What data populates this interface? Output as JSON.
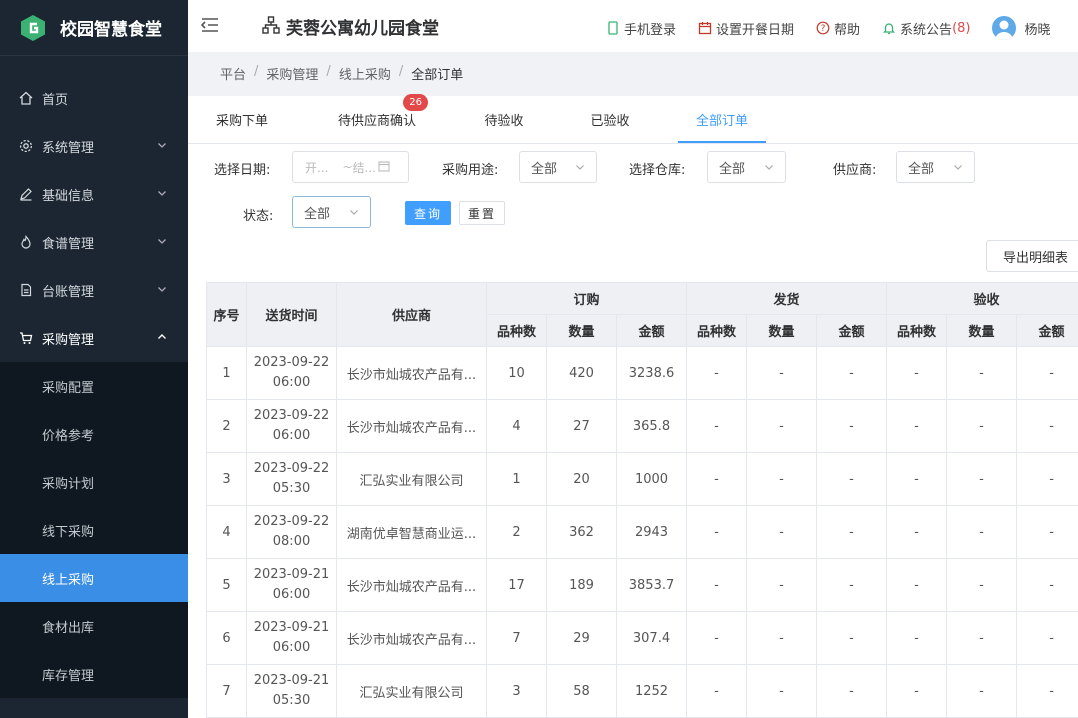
{
  "app": {
    "title": "校园智慧食堂",
    "org_title": "芙蓉公寓幼儿园食堂"
  },
  "header": {
    "links": [
      {
        "label": "手机登录",
        "icon": "mobile-icon"
      },
      {
        "label": "设置开餐日期",
        "icon": "calendar-icon"
      },
      {
        "label": "帮助",
        "icon": "help-icon"
      }
    ],
    "notice_label": "系统公告",
    "notice_count": "(8)",
    "user_name": "杨晓"
  },
  "sidebar": {
    "items": [
      {
        "label": "首页",
        "icon": "home-icon"
      },
      {
        "label": "系统管理",
        "icon": "gear-icon"
      },
      {
        "label": "基础信息",
        "icon": "edit-icon"
      },
      {
        "label": "食谱管理",
        "icon": "flame-icon"
      },
      {
        "label": "台账管理",
        "icon": "document-icon"
      },
      {
        "label": "采购管理",
        "icon": "cart-icon"
      }
    ],
    "sub_items": [
      "采购配置",
      "价格参考",
      "采购计划",
      "线下采购",
      "线上采购",
      "食材出库",
      "库存管理"
    ],
    "active_sub": "线上采购"
  },
  "breadcrumb": [
    "平台",
    "采购管理",
    "线上采购",
    "全部订单"
  ],
  "tabs": [
    {
      "label": "采购下单"
    },
    {
      "label": "待供应商确认",
      "badge": "26"
    },
    {
      "label": "待验收"
    },
    {
      "label": "已验收"
    },
    {
      "label": "全部订单"
    }
  ],
  "filters": {
    "date_label": "选择日期:",
    "date_start_placeholder": "开...",
    "date_sep": "~",
    "date_end_placeholder": "结...",
    "purpose_label": "采购用途:",
    "purpose_value": "全部",
    "warehouse_label": "选择仓库:",
    "warehouse_value": "全部",
    "supplier_label": "供应商:",
    "supplier_value": "全部",
    "status_label": "状态:",
    "status_value": "全部",
    "query_button": "查询",
    "reset_button": "重置",
    "export_button": "导出明细表"
  },
  "table": {
    "headers": {
      "index": "序号",
      "time": "送货时间",
      "supplier": "供应商",
      "order_group": "订购",
      "ship_group": "发货",
      "check_group": "验收",
      "kinds": "品种数",
      "qty": "数量",
      "amount": "金额"
    },
    "rows": [
      {
        "no": "1",
        "date": "2023-09-22",
        "time": "06:00",
        "supplier": "长沙市灿城农产品有...",
        "kinds": "10",
        "qty": "420",
        "amount": "3238.6",
        "ship_kinds": "-",
        "ship_qty": "-",
        "ship_amount": "-",
        "check_kinds": "-",
        "check_qty": "-",
        "check_amount": "-"
      },
      {
        "no": "2",
        "date": "2023-09-22",
        "time": "06:00",
        "supplier": "长沙市灿城农产品有...",
        "kinds": "4",
        "qty": "27",
        "amount": "365.8",
        "ship_kinds": "-",
        "ship_qty": "-",
        "ship_amount": "-",
        "check_kinds": "-",
        "check_qty": "-",
        "check_amount": "-"
      },
      {
        "no": "3",
        "date": "2023-09-22",
        "time": "05:30",
        "supplier": "汇弘实业有限公司",
        "kinds": "1",
        "qty": "20",
        "amount": "1000",
        "ship_kinds": "-",
        "ship_qty": "-",
        "ship_amount": "-",
        "check_kinds": "-",
        "check_qty": "-",
        "check_amount": "-"
      },
      {
        "no": "4",
        "date": "2023-09-22",
        "time": "08:00",
        "supplier": "湖南优卓智慧商业运...",
        "kinds": "2",
        "qty": "362",
        "amount": "2943",
        "ship_kinds": "-",
        "ship_qty": "-",
        "ship_amount": "-",
        "check_kinds": "-",
        "check_qty": "-",
        "check_amount": "-"
      },
      {
        "no": "5",
        "date": "2023-09-21",
        "time": "06:00",
        "supplier": "长沙市灿城农产品有...",
        "kinds": "17",
        "qty": "189",
        "amount": "3853.7",
        "ship_kinds": "-",
        "ship_qty": "-",
        "ship_amount": "-",
        "check_kinds": "-",
        "check_qty": "-",
        "check_amount": "-"
      },
      {
        "no": "6",
        "date": "2023-09-21",
        "time": "06:00",
        "supplier": "长沙市灿城农产品有...",
        "kinds": "7",
        "qty": "29",
        "amount": "307.4",
        "ship_kinds": "-",
        "ship_qty": "-",
        "ship_amount": "-",
        "check_kinds": "-",
        "check_qty": "-",
        "check_amount": "-"
      },
      {
        "no": "7",
        "date": "2023-09-21",
        "time": "05:30",
        "supplier": "汇弘实业有限公司",
        "kinds": "3",
        "qty": "58",
        "amount": "1252",
        "ship_kinds": "-",
        "ship_qty": "-",
        "ship_amount": "-",
        "check_kinds": "-",
        "check_qty": "-",
        "check_amount": "-"
      }
    ]
  },
  "colors": {
    "sidebar_bg": "#1b2632",
    "submenu_bg": "#0f1820",
    "accent": "#409eff",
    "active_item": "#3a8ee6",
    "badge": "#e24a4a",
    "logo_green": "#3bb273"
  }
}
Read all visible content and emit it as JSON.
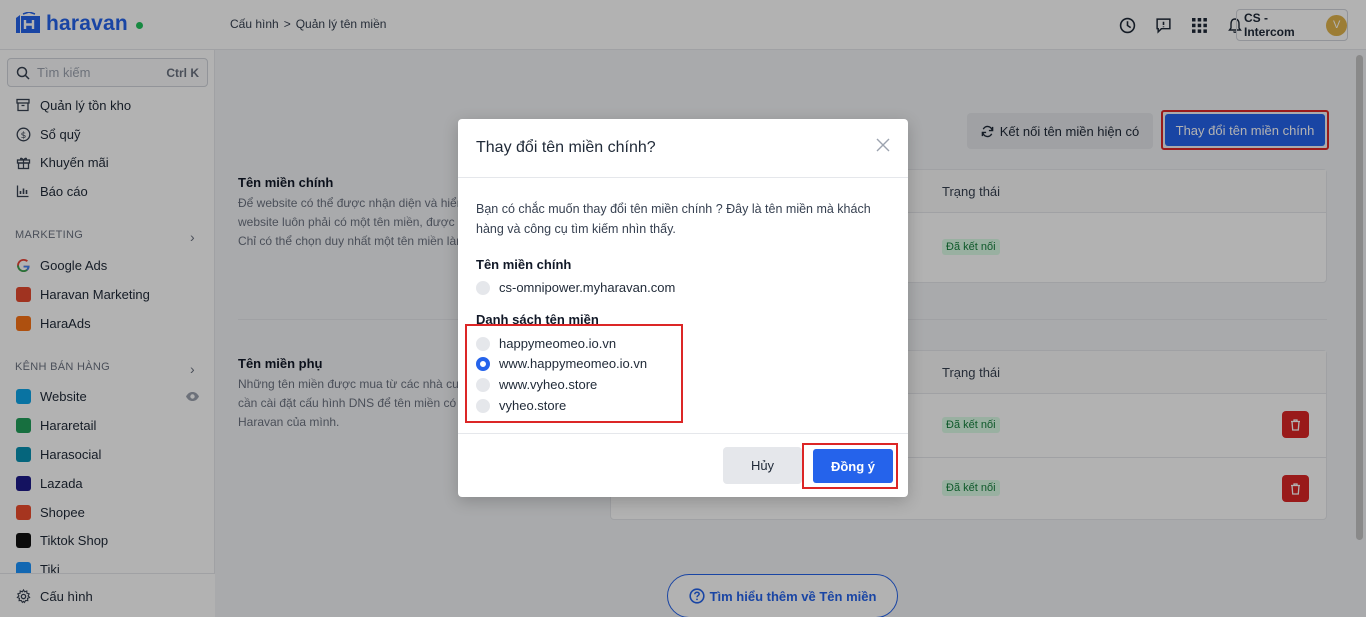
{
  "brand": {
    "name": "haravan"
  },
  "breadcrumb": {
    "parent": "Cấu hình",
    "separator": ">",
    "current": "Quản lý tên miền"
  },
  "account": {
    "name": "CS - Intercom",
    "initial": "V"
  },
  "search": {
    "placeholder": "Tìm kiếm",
    "shortcut": "Ctrl K"
  },
  "sidebar": {
    "items": [
      {
        "label": "Quản lý tồn kho",
        "icon": "inventory-icon"
      },
      {
        "label": "Sổ quỹ",
        "icon": "cashbook-icon"
      },
      {
        "label": "Khuyến mãi",
        "icon": "promotion-icon"
      },
      {
        "label": "Báo cáo",
        "icon": "report-icon"
      }
    ],
    "marketing_section": "MARKETING",
    "marketing": [
      {
        "label": "Google Ads",
        "icon": "google-icon"
      },
      {
        "label": "Haravan Marketing",
        "icon": "haravan-marketing-icon"
      },
      {
        "label": "HaraAds",
        "icon": "haraads-icon"
      }
    ],
    "channels_section": "KÊNH BÁN HÀNG",
    "channels": [
      {
        "label": "Website",
        "icon": "website-icon"
      },
      {
        "label": "Hararetail",
        "icon": "hararetail-icon"
      },
      {
        "label": "Harasocial",
        "icon": "harasocial-icon"
      },
      {
        "label": "Lazada",
        "icon": "lazada-icon"
      },
      {
        "label": "Shopee",
        "icon": "shopee-icon"
      },
      {
        "label": "Tiktok Shop",
        "icon": "tiktok-icon"
      },
      {
        "label": "Tiki",
        "icon": "tiki-icon"
      }
    ],
    "settings": "Cấu hình"
  },
  "main": {
    "connect_button": "Kết nối tên miền hiện có",
    "change_button": "Thay đổi tên miền chính",
    "primary": {
      "title": "Tên miền chính",
      "desc_lines": [
        "Để website có thể được nhận diện và hiển thị",
        "website luôn phải có một tên miền, được",
        "Chỉ có thể chọn duy nhất một tên miền làm"
      ],
      "status_header": "Trạng thái",
      "status": "Đã kết nối"
    },
    "secondary": {
      "title": "Tên miền phụ",
      "desc_lines": [
        "Những tên miền được mua từ các nhà cung cấp",
        "cần cài đặt cấu hình DNS để tên miền có",
        "Haravan của mình."
      ],
      "status_header": "Trạng thái",
      "status1": "Đã kết nối",
      "status2": "Đã kết nối"
    },
    "learn_more": "Tìm hiểu thêm về Tên miền"
  },
  "modal": {
    "title": "Thay đổi tên miền chính?",
    "text": "Bạn có chắc muốn thay đổi tên miền chính ? Đây là tên miền mà khách hàng và công cụ tìm kiếm nhìn thấy.",
    "primary_label": "Tên miền chính",
    "primary_domain": "cs-omnipower.myharavan.com",
    "list_label": "Danh sách tên miền",
    "domains": [
      "happymeomeo.io.vn",
      "www.happymeomeo.io.vn",
      "www.vyheo.store",
      "vyheo.store"
    ],
    "selected_index": 1,
    "cancel": "Hủy",
    "confirm": "Đồng ý"
  },
  "colors": {
    "accent": "#2563eb",
    "danger": "#dc2626",
    "success": "#15803d"
  }
}
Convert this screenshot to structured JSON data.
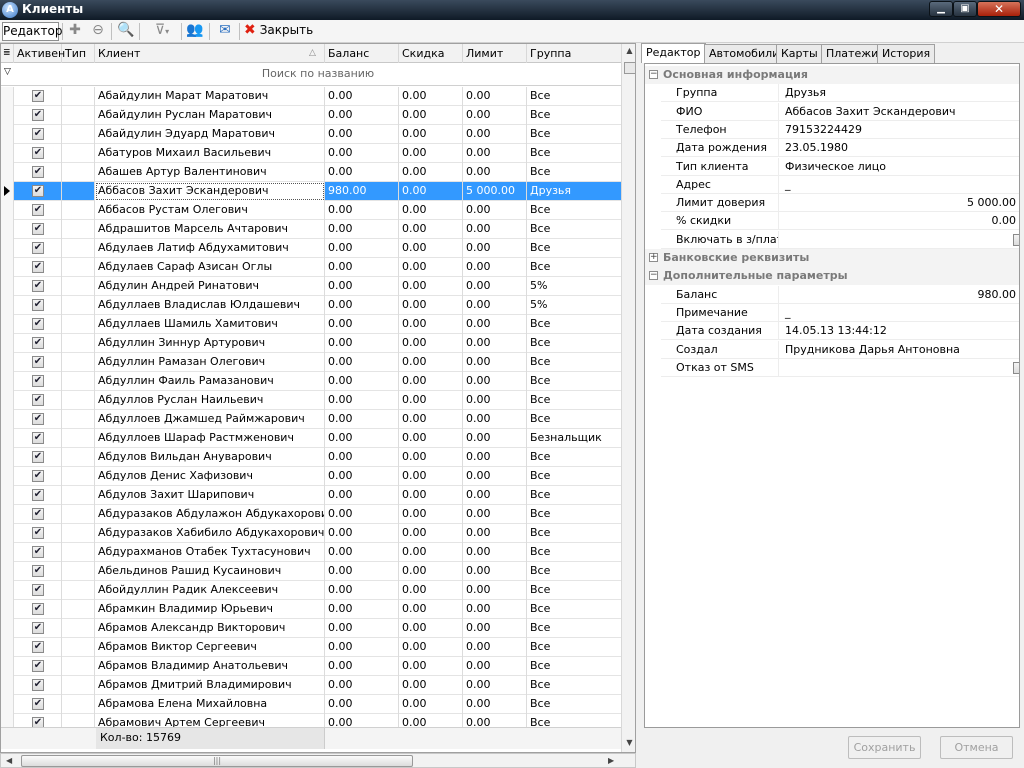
{
  "window": {
    "title": "Клиенты",
    "app_icon_letter": "A",
    "minimize": "▁",
    "maximize": "▣",
    "close": "✕"
  },
  "toolbar": {
    "editor_label": "Редактор",
    "close_label": "Закрыть"
  },
  "grid": {
    "columns": [
      "Активен",
      "Тип",
      "Клиент",
      "Баланс",
      "Скидка",
      "Лимит",
      "Группа"
    ],
    "sort_indicator": "△",
    "search_placeholder": "Поиск по названию",
    "filter_glyph": "▽",
    "check_glyph": "✔",
    "rows": [
      {
        "name": "Абайдулин Марат Маратович",
        "balance": "0.00",
        "discount": "0.00",
        "limit": "0.00",
        "group": "Все"
      },
      {
        "name": "Абайдулин Руслан Маратович",
        "balance": "0.00",
        "discount": "0.00",
        "limit": "0.00",
        "group": "Все"
      },
      {
        "name": "Абайдулин Эдуард Маратович",
        "balance": "0.00",
        "discount": "0.00",
        "limit": "0.00",
        "group": "Все"
      },
      {
        "name": "Абатуров Михаил Васильевич",
        "balance": "0.00",
        "discount": "0.00",
        "limit": "0.00",
        "group": "Все"
      },
      {
        "name": "Абашев Артур Валентинович",
        "balance": "0.00",
        "discount": "0.00",
        "limit": "0.00",
        "group": "Все"
      },
      {
        "name": "Аббасов Захит Эскандерович",
        "balance": "980.00",
        "discount": "0.00",
        "limit": "5 000.00",
        "group": "Друзья",
        "selected": true
      },
      {
        "name": "Аббасов Рустам Олегович",
        "balance": "0.00",
        "discount": "0.00",
        "limit": "0.00",
        "group": "Все"
      },
      {
        "name": "Абдрашитов Марсель Ачтарович",
        "balance": "0.00",
        "discount": "0.00",
        "limit": "0.00",
        "group": "Все"
      },
      {
        "name": "Абдулаев Латиф Абдухамитович",
        "balance": "0.00",
        "discount": "0.00",
        "limit": "0.00",
        "group": "Все"
      },
      {
        "name": "Абдулаев Сараф Азисан Оглы",
        "balance": "0.00",
        "discount": "0.00",
        "limit": "0.00",
        "group": "Все"
      },
      {
        "name": "Абдулин Андрей Ринатович",
        "balance": "0.00",
        "discount": "0.00",
        "limit": "0.00",
        "group": "5%"
      },
      {
        "name": "Абдуллаев Владислав Юлдашевич",
        "balance": "0.00",
        "discount": "0.00",
        "limit": "0.00",
        "group": "5%"
      },
      {
        "name": "Абдуллаев Шамиль Хамитович",
        "balance": "0.00",
        "discount": "0.00",
        "limit": "0.00",
        "group": "Все"
      },
      {
        "name": "Абдуллин Зиннур Артурович",
        "balance": "0.00",
        "discount": "0.00",
        "limit": "0.00",
        "group": "Все"
      },
      {
        "name": "Абдуллин Рамазан Олегович",
        "balance": "0.00",
        "discount": "0.00",
        "limit": "0.00",
        "group": "Все"
      },
      {
        "name": "Абдуллин Фаиль Рамазанович",
        "balance": "0.00",
        "discount": "0.00",
        "limit": "0.00",
        "group": "Все"
      },
      {
        "name": "Абдуллов Руслан Наильевич",
        "balance": "0.00",
        "discount": "0.00",
        "limit": "0.00",
        "group": "Все"
      },
      {
        "name": "Абдуллоев Джамшед Раймжарович",
        "balance": "0.00",
        "discount": "0.00",
        "limit": "0.00",
        "group": "Все"
      },
      {
        "name": "Абдуллоев Шараф Растмженович",
        "balance": "0.00",
        "discount": "0.00",
        "limit": "0.00",
        "group": "Безнальщик"
      },
      {
        "name": "Абдулов Вильдан Ануварович",
        "balance": "0.00",
        "discount": "0.00",
        "limit": "0.00",
        "group": "Все"
      },
      {
        "name": "Абдулов Денис Хафизович",
        "balance": "0.00",
        "discount": "0.00",
        "limit": "0.00",
        "group": "Все"
      },
      {
        "name": "Абдулов Захит Шарипович",
        "balance": "0.00",
        "discount": "0.00",
        "limit": "0.00",
        "group": "Все"
      },
      {
        "name": "Абдуразаков Абдулажон Абдукахорович",
        "balance": "0.00",
        "discount": "0.00",
        "limit": "0.00",
        "group": "Все"
      },
      {
        "name": "Абдуразаков Хабибило Абдукахорович",
        "balance": "0.00",
        "discount": "0.00",
        "limit": "0.00",
        "group": "Все"
      },
      {
        "name": "Абдурахманов Отабек Тухтасунович",
        "balance": "0.00",
        "discount": "0.00",
        "limit": "0.00",
        "group": "Все"
      },
      {
        "name": "Абельдинов Рашид Кусаинович",
        "balance": "0.00",
        "discount": "0.00",
        "limit": "0.00",
        "group": "Все"
      },
      {
        "name": "Абойдуллин Радик Алексеевич",
        "balance": "0.00",
        "discount": "0.00",
        "limit": "0.00",
        "group": "Все"
      },
      {
        "name": "Абрамкин Владимир Юрьевич",
        "balance": "0.00",
        "discount": "0.00",
        "limit": "0.00",
        "group": "Все"
      },
      {
        "name": "Абрамов Александр Викторович",
        "balance": "0.00",
        "discount": "0.00",
        "limit": "0.00",
        "group": "Все"
      },
      {
        "name": "Абрамов Виктор Сергеевич",
        "balance": "0.00",
        "discount": "0.00",
        "limit": "0.00",
        "group": "Все"
      },
      {
        "name": "Абрамов Владимир Анатольевич",
        "balance": "0.00",
        "discount": "0.00",
        "limit": "0.00",
        "group": "Все"
      },
      {
        "name": "Абрамов Дмитрий Владимирович",
        "balance": "0.00",
        "discount": "0.00",
        "limit": "0.00",
        "group": "Все"
      },
      {
        "name": "Абрамова Елена Михайловна",
        "balance": "0.00",
        "discount": "0.00",
        "limit": "0.00",
        "group": "Все"
      },
      {
        "name": "Абрамович Артем Сергеевич",
        "balance": "0.00",
        "discount": "0.00",
        "limit": "0.00",
        "group": "Все"
      }
    ],
    "footer_count": "Кол-во: 15769"
  },
  "panel": {
    "tabs": [
      "Редактор",
      "Автомобили",
      "Карты",
      "Платежи",
      "История"
    ],
    "sections": {
      "main": {
        "title": "Основная информация",
        "toggle": "−"
      },
      "bank": {
        "title": "Банковские реквизиты",
        "toggle": "+"
      },
      "extra": {
        "title": "Дополнительные параметры",
        "toggle": "−"
      }
    },
    "main_fields": [
      {
        "key": "Группа",
        "value": "Друзья"
      },
      {
        "key": "ФИО",
        "value": "Аббасов Захит Эскандерович"
      },
      {
        "key": "Телефон",
        "value": "79153224429"
      },
      {
        "key": "Дата рождения",
        "value": "23.05.1980"
      },
      {
        "key": "Тип клиента",
        "value": "Физическое лицо"
      },
      {
        "key": "Адрес",
        "value": "_"
      },
      {
        "key": "Лимит доверия",
        "value": "5 000.00",
        "align": "right"
      },
      {
        "key": "% скидки",
        "value": "0.00",
        "align": "right"
      },
      {
        "key": "Включать в з/плату",
        "checkbox": true
      }
    ],
    "extra_fields": [
      {
        "key": "Баланс",
        "value": "980.00",
        "align": "right"
      },
      {
        "key": "Примечание",
        "value": "_"
      },
      {
        "key": "Дата создания",
        "value": "14.05.13 13:44:12"
      },
      {
        "key": "Создал",
        "value": "Прудникова Дарья Антоновна"
      },
      {
        "key": "Отказ от SMS",
        "checkbox": true
      }
    ],
    "save_label": "Сохранить",
    "cancel_label": "Отмена"
  },
  "icons": {
    "add": "✚",
    "remove": "⊖",
    "search": "🔍",
    "filter": "⊽",
    "clients": "👥",
    "mail": "✉",
    "close": "✖"
  }
}
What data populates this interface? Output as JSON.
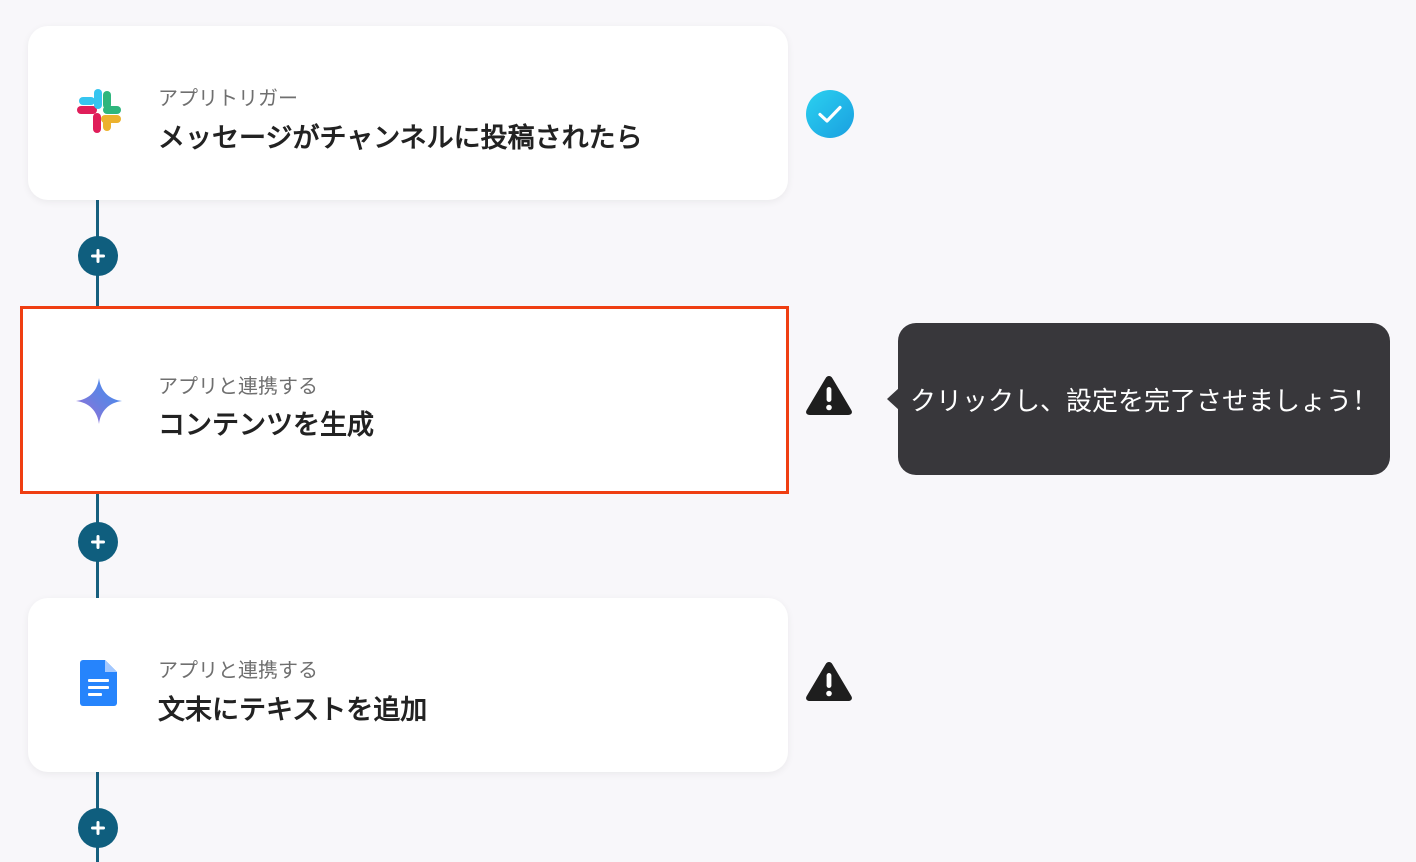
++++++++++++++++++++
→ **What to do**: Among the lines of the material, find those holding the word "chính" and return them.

→ **Exercise output**:
    "change_button": "Thay đổi tên miền chính",
      "title": "Tên miền chính",
    "title": "Thay đổi tên miền chính?",
    "text": "Bạn có chắc muốn thay đổi tên miền chính ? Đây là tên miền mà khách hàng và công cụ tìm kiếm nhìn thấy.",
    "primary_label": "Tên miền chính",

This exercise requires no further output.